Friday, February 18, 2011: 1:00 PM-2:30 PM
145A (Washington Convention Center )Across large parts of the Islamic world, there is a renewed ambition and investment in education, science, and innovation. While not without its challenges, this ambition brings some unexpected opportunities that, if embraced, could profoundly influence international relations and foreign policy in decades to come. Education, science and innovation are increasingly being recognized as key tools in repairing the growing misunderstanding and distrust between large parts of the Islamic world and the rest of the world. As countries like Egypt, Iran, Turkey, Qatar, and Malaysia develop and expand their scientific capacity, the opportunities for new partnerships and collaboration grow. In this context, how can we encourage key institutions and individuals in Europe, the United States, and across the Islamic world to engage in shared global challenges -- the crucial and collective role of education, science, and innovation in achieving sustainability, prosperity, and security? How can we use science to promote understanding amongst the next generation of leaders in research, government, academia, and business from the Islamic world, Europe, the United States, and beyond? What have been some of the outcomes and challenges in fostering international collaboration both within and outside the Islamic world?
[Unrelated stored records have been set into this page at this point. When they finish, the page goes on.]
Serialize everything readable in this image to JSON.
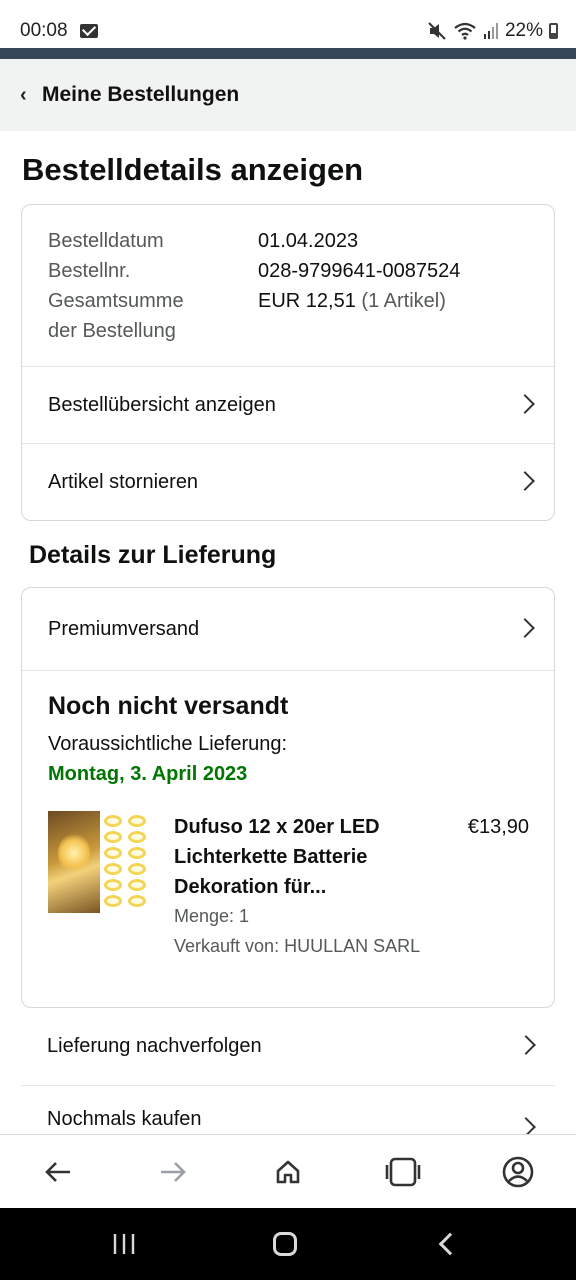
{
  "status_bar": {
    "time": "00:08",
    "battery": "22%",
    "icons": [
      "mail-icon",
      "mute-icon",
      "wifi-icon",
      "signal-icon",
      "battery-icon"
    ]
  },
  "header": {
    "back_label": "Meine Bestellungen",
    "accent_color": "#37475a"
  },
  "page": {
    "title": "Bestelldetails anzeigen"
  },
  "order_summary": {
    "date_label": "Bestelldatum",
    "date_value": "01.04.2023",
    "number_label": "Bestellnr.",
    "number_value": "028-9799641-0087524",
    "total_label_line1": "Gesamtsumme",
    "total_label_line2": "der Bestellung",
    "total_value": "EUR 12,51",
    "total_items": "(1 Artikel)",
    "rows": [
      {
        "label": "Bestellübersicht anzeigen"
      },
      {
        "label": "Artikel stornieren"
      }
    ]
  },
  "delivery": {
    "section_title": "Details zur Lieferung",
    "shipping_row": "Premiumversand",
    "status": "Noch nicht versandt",
    "expected_label": "Voraussichtliche Lieferung:",
    "expected_date": "Montag, 3. April 2023",
    "date_color": "#007600",
    "product": {
      "title": "Dufuso 12 x 20er LED Lichterkette Batterie Dekoration für...",
      "price": "€13,90",
      "quantity": "Menge: 1",
      "seller": "Verkauft von: HUULLAN SARL"
    }
  },
  "actions": [
    {
      "label": "Lieferung nachverfolgen"
    },
    {
      "label": "Nochmals kaufen"
    }
  ],
  "bottom_nav": {
    "items": [
      "back-arrow-icon",
      "forward-arrow-icon",
      "home-icon",
      "tabs-icon",
      "account-icon"
    ],
    "tabs_label": "..."
  }
}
Discussion will draw on an exciting project being delivered by the Royal Society in a unique partnership with organizations from across the Islamic world, Europe, and North America.
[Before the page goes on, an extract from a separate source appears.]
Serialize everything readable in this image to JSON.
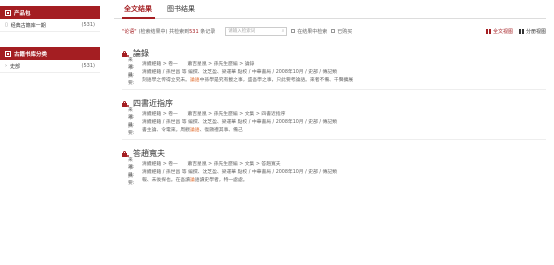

Tracey Elliott, The Royal Society
Jason E. Rao, White House Office of Science and Technology Policy